[DATA TO PROCESS]

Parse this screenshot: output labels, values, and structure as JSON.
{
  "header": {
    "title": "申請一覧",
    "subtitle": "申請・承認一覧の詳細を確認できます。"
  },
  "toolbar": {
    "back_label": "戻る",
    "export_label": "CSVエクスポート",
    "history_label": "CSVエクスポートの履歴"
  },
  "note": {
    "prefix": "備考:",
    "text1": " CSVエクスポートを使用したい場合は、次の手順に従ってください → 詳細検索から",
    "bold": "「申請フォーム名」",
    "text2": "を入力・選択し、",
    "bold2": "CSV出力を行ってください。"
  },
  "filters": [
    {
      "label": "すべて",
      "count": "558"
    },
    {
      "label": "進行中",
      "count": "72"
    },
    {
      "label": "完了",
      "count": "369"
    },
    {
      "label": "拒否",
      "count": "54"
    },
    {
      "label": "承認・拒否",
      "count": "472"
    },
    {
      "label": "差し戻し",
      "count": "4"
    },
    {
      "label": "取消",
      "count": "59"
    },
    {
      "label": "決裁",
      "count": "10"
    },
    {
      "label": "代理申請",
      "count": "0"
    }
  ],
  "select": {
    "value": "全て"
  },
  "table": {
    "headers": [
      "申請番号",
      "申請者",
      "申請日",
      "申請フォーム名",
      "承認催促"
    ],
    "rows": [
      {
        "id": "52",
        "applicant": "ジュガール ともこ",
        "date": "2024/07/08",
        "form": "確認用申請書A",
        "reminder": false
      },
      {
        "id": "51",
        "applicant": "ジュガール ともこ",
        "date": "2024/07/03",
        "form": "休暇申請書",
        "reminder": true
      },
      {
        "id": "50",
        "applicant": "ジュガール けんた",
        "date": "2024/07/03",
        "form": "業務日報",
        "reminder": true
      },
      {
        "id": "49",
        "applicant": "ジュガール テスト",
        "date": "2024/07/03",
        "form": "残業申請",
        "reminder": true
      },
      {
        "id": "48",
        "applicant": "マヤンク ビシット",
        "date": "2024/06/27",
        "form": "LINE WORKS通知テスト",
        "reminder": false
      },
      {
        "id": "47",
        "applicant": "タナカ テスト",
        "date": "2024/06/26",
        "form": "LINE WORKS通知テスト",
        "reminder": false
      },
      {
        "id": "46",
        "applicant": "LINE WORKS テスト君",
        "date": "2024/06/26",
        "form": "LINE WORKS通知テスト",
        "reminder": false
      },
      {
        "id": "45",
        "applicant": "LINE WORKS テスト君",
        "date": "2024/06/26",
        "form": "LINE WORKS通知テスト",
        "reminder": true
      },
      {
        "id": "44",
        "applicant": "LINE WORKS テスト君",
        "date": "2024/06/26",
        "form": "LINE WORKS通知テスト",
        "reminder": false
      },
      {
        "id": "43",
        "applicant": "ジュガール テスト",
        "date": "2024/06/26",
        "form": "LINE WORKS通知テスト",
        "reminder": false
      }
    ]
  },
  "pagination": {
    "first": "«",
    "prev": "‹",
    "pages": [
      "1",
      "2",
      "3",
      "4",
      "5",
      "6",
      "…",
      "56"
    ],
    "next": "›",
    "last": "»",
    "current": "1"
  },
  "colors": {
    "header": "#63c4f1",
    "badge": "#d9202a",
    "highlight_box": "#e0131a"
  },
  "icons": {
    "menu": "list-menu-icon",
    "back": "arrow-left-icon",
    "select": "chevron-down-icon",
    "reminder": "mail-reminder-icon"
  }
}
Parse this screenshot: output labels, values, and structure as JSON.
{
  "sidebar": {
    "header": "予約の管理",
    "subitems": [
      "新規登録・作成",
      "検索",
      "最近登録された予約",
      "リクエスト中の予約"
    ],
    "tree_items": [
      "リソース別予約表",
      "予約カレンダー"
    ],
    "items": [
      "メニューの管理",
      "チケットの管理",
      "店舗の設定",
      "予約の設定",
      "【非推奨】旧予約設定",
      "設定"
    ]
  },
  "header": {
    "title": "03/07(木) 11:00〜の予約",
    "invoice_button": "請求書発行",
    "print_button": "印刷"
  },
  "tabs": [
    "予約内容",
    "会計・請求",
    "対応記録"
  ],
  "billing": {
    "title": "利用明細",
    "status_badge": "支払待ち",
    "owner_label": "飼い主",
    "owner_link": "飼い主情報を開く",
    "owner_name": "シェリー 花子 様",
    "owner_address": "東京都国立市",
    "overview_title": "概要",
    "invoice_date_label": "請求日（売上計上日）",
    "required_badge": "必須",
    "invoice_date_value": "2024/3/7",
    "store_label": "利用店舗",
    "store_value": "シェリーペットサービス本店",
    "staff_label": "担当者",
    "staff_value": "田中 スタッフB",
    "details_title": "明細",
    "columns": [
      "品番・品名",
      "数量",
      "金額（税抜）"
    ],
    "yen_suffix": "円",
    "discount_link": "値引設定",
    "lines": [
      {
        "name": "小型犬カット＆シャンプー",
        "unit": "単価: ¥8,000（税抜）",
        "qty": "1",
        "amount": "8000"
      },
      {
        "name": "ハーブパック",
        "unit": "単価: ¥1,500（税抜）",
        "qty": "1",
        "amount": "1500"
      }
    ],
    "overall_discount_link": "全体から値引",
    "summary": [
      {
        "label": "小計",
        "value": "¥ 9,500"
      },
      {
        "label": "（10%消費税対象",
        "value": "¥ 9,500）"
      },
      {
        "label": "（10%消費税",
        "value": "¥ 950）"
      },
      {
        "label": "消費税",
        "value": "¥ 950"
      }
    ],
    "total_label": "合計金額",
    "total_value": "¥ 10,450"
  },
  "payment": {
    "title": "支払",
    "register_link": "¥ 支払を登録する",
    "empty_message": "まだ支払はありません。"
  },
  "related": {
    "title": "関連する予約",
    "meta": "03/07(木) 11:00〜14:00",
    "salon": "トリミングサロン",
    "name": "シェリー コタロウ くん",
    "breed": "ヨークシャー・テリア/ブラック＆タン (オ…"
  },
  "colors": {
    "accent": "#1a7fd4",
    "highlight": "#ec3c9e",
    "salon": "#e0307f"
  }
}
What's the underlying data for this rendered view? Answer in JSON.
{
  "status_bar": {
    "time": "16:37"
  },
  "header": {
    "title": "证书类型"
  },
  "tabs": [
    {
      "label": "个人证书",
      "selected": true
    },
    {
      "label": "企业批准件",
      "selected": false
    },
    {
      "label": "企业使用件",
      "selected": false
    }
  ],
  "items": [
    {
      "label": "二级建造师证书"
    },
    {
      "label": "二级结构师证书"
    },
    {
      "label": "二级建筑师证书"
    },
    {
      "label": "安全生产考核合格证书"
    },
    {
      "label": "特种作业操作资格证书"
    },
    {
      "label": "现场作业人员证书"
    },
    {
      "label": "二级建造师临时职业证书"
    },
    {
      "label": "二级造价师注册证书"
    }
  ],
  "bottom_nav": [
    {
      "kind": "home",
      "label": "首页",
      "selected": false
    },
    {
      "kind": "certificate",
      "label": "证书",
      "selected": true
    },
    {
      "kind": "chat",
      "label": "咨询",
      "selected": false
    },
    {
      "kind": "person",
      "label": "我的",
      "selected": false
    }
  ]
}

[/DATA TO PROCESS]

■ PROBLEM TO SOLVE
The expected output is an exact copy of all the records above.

■ TASK OUTPUT
Parse this screenshot: output labels, values, and structure as JSON.
{
  "header": {
    "title": "申請一覧",
    "subtitle": "申請・承認一覧の詳細を確認できます。"
  },
  "toolbar": {
    "back_label": "戻る",
    "export_label": "CSVエクスポート",
    "history_label": "CSVエクスポートの履歴"
  },
  "note": {
    "prefix": "備考:",
    "text1": " CSVエクスポートを使用したい場合は、次の手順に従ってください → 詳細検索から",
    "bold": "「申請フォーム名」",
    "text2": "を入力・選択し、",
    "bold2": "CSV出力を行ってください。"
  },
  "filters": [
    {
      "label": "すべて",
      "count": "558"
    },
    {
      "label": "進行中",
      "count": "72"
    },
    {
      "label": "完了",
      "count": "369"
    },
    {
      "label": "拒否",
      "count": "54"
    },
    {
      "label": "承認・拒否",
      "count": "472"
    },
    {
      "label": "差し戻し",
      "count": "4"
    },
    {
      "label": "取消",
      "count": "59"
    },
    {
      "label": "決裁",
      "count": "10"
    },
    {
      "label": "代理申請",
      "count": "0"
    }
  ],
  "select": {
    "value": "全て"
  },
  "table": {
    "headers": [
      "申請番号",
      "申請者",
      "申請日",
      "申請フォーム名",
      "承認催促"
    ],
    "rows": [
      {
        "id": "52",
        "applicant": "ジュガール ともこ",
        "date": "2024/07/08",
        "form": "確認用申請書A",
        "reminder": false
      },
      {
        "id": "51",
        "applicant": "ジュガール ともこ",
        "date": "2024/07/03",
        "form": "休暇申請書",
        "reminder": true
      },
      {
        "id": "50",
        "applicant": "ジュガール けんた",
        "date": "2024/07/03",
        "form": "業務日報",
        "reminder": true
      },
      {
        "id": "49",
        "applicant": "ジュガール テスト",
        "date": "2024/07/03",
        "form": "残業申請",
        "reminder": true
      },
      {
        "id": "48",
        "applicant": "マヤンク ビシット",
        "date": "2024/06/27",
        "form": "LINE WORKS通知テスト",
        "reminder": false
      },
      {
        "id": "47",
        "applicant": "タナカ テスト",
        "date": "2024/06/26",
        "form": "LINE WORKS通知テスト",
        "reminder": false
      },
      {
        "id": "46",
        "applicant": "LINE WORKS テスト君",
        "date": "2024/06/26",
        "form": "LINE WORKS通知テスト",
        "reminder": false
      },
      {
        "id": "45",
        "applicant": "LINE WORKS テスト君",
        "date": "2024/06/26",
        "form": "LINE WORKS通知テスト",
        "reminder": true
      },
      {
        "id": "44",
        "applicant": "LINE WORKS テスト君",
        "date": "2024/06/26",
        "form": "LINE WORKS通知テスト",
        "reminder": false
      },
      {
        "id": "43",
        "applicant": "ジュガール テスト",
        "date": "2024/06/26",
        "form": "LINE WORKS通知テスト",
        "reminder": false
      }
    ]
  },
  "pagination": {
    "first": "«",
    "prev": "‹",
    "pages": [
      "1",
      "2",
      "3",
      "4",
      "5",
      "6",
      "…",
      "56"
    ],
    "next": "›",
    "last": "»",
    "current": "1"
  },
  "colors": {
    "header": "#63c4f1",
    "badge": "#d9202a",
    "highlight_box": "#e0131a"
  },
  "icons": {
    "menu": "list-menu-icon",
    "back": "arrow-left-icon",
    "select": "chevron-down-icon",
    "reminder": "mail-reminder-icon"
  }
}
Parse this screenshot: output labels, values, and structure as JSON.
{
  "sidebar": {
    "header": "予約の管理",
    "subitems": [
      "新規登録・作成",
      "検索",
      "最近登録された予約",
      "リクエスト中の予約"
    ],
    "tree_items": [
      "リソース別予約表",
      "予約カレンダー"
    ],
    "items": [
      "メニューの管理",
      "チケットの管理",
      "店舗の設定",
      "予約の設定",
      "【非推奨】旧予約設定",
      "設定"
    ]
  },
  "header": {
    "title": "03/07(木) 11:00〜の予約",
    "invoice_button": "請求書発行",
    "print_button": "印刷"
  },
  "tabs": [
    "予約内容",
    "会計・請求",
    "対応記録"
  ],
  "billing": {
    "title": "利用明細",
    "status_badge": "支払待ち",
    "owner_label": "飼い主",
    "owner_link": "飼い主情報を開く",
    "owner_name": "シェリー 花子 様",
    "owner_address": "東京都国立市",
    "overview_title": "概要",
    "invoice_date_label": "請求日（売上計上日）",
    "required_badge": "必須",
    "invoice_date_value": "2024/3/7",
    "store_label": "利用店舗",
    "store_value": "シェリーペットサービス本店",
    "staff_label": "担当者",
    "staff_value": "田中 スタッフB",
    "details_title": "明細",
    "columns": [
      "品番・品名",
      "数量",
      "金額（税抜）"
    ],
    "yen_suffix": "円",
    "discount_link": "値引設定",
    "lines": [
      {
        "name": "小型犬カット＆シャンプー",
        "unit": "単価: ¥8,000（税抜）",
        "qty": "1",
        "amount": "8000"
      },
      {
        "name": "ハーブパック",
        "unit": "単価: ¥1,500（税抜）",
        "qty": "1",
        "amount": "1500"
      }
    ],
    "overall_discount_link": "全体から値引",
    "summary": [
      {
        "label": "小計",
        "value": "¥ 9,500"
      },
      {
        "label": "（10%消費税対象",
        "value": "¥ 9,500）"
      },
      {
        "label": "（10%消費税",
        "value": "¥ 950）"
      },
      {
        "label": "消費税",
        "value": "¥ 950"
      }
    ],
    "total_label": "合計金額",
    "total_value": "¥ 10,450"
  },
  "payment": {
    "title": "支払",
    "register_link": "¥ 支払を登録する",
    "empty_message": "まだ支払はありません。"
  },
  "related": {
    "title": "関連する予約",
    "meta": "03/07(木) 11:00〜14:00",
    "salon": "トリミングサロン",
    "name": "シェリー コタロウ くん",
    "breed": "ヨークシャー・テリア/ブラック＆タン (オ…"
  },
  "colors": {
    "accent": "#1a7fd4",
    "highlight": "#ec3c9e",
    "salon": "#e0307f"
  }
}
What's the underlying data for this rendered view? Answer in JSON.
{
  "status_bar": {
    "time": "16:37"
  },
  "header": {
    "title": "证书类型"
  },
  "tabs": [
    {
      "label": "个人证书",
      "selected": true
    },
    {
      "label": "企业批准件",
      "selected": false
    },
    {
      "label": "企业使用件",
      "selected": false
    }
  ],
  "items": [
    {
      "label": "二级建造师证书"
    },
    {
      "label": "二级结构师证书"
    },
    {
      "label": "二级建筑师证书"
    },
    {
      "label": "安全生产考核合格证书"
    },
    {
      "label": "特种作业操作资格证书"
    },
    {
      "label": "现场作业人员证书"
    },
    {
      "label": "二级建造师临时职业证书"
    },
    {
      "label": "二级造价师注册证书"
    }
  ],
  "bottom_nav": [
    {
      "kind": "home",
      "label": "首页",
      "selected": false
    },
    {
      "kind": "certificate",
      "label": "证书",
      "selected": true
    },
    {
      "kind": "chat",
      "label": "咨询",
      "selected": false
    },
    {
      "kind": "person",
      "label": "我的",
      "selected": false
    }
  ]
}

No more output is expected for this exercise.